ENTRIES SUPPLIED ->

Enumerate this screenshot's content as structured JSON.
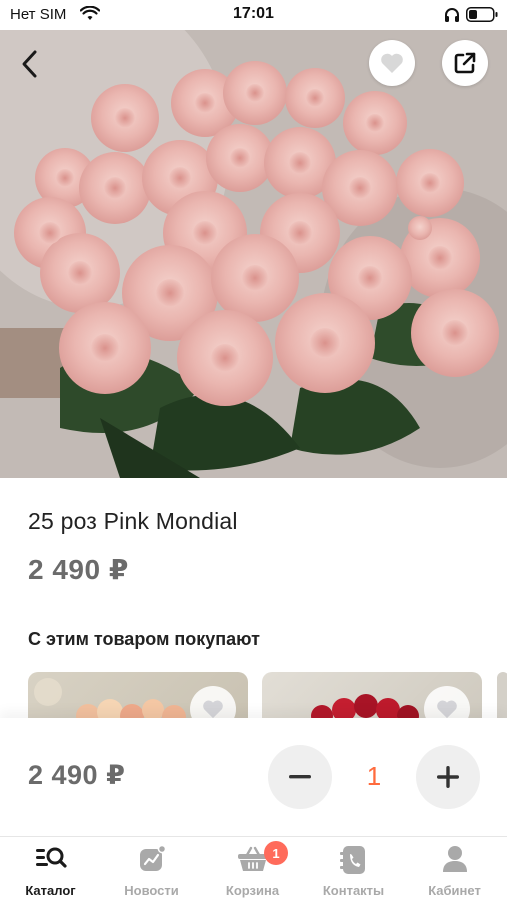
{
  "status_bar": {
    "carrier": "Нет SIM",
    "time": "17:01"
  },
  "product": {
    "title": "25 роз Pink Mondial",
    "price": "2 490 ₽",
    "image": "pink-roses-bouquet-photo"
  },
  "related": {
    "title": "С этим товаром покупают",
    "items": [
      {
        "image": "peach-roses-photo"
      },
      {
        "image": "red-roses-photo"
      }
    ]
  },
  "purchase_bar": {
    "price": "2 490 ₽",
    "quantity": "1"
  },
  "tabs": [
    {
      "label": "Каталог",
      "icon": "catalog-search-icon",
      "active": true
    },
    {
      "label": "Новости",
      "icon": "news-chart-icon"
    },
    {
      "label": "Корзина",
      "icon": "basket-icon",
      "badge": "1"
    },
    {
      "label": "Контакты",
      "icon": "phone-contacts-icon"
    },
    {
      "label": "Кабинет",
      "icon": "user-icon"
    }
  ],
  "colors": {
    "accent": "#ff6b3d",
    "badge": "#ff6b5b",
    "price_gray": "#6b6b6b",
    "inactive_tab": "#a9a9a9"
  }
}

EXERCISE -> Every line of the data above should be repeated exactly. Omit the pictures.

RESULT OF THE EXERCISE ->
Enumerate this screenshot's content as structured JSON.
{
  "status_bar": {
    "carrier": "Нет SIM",
    "time": "17:01"
  },
  "product": {
    "title": "25 роз Pink Mondial",
    "price": "2 490 ₽",
    "image": "pink-roses-bouquet-photo"
  },
  "related": {
    "title": "С этим товаром покупают",
    "items": [
      {
        "image": "peach-roses-photo"
      },
      {
        "image": "red-roses-photo"
      }
    ]
  },
  "purchase_bar": {
    "price": "2 490 ₽",
    "quantity": "1"
  },
  "tabs": [
    {
      "label": "Каталог",
      "icon": "catalog-search-icon",
      "active": true
    },
    {
      "label": "Новости",
      "icon": "news-chart-icon"
    },
    {
      "label": "Корзина",
      "icon": "basket-icon",
      "badge": "1"
    },
    {
      "label": "Контакты",
      "icon": "phone-contacts-icon"
    },
    {
      "label": "Кабинет",
      "icon": "user-icon"
    }
  ],
  "colors": {
    "accent": "#ff6b3d",
    "badge": "#ff6b5b",
    "price_gray": "#6b6b6b",
    "inactive_tab": "#a9a9a9"
  }
}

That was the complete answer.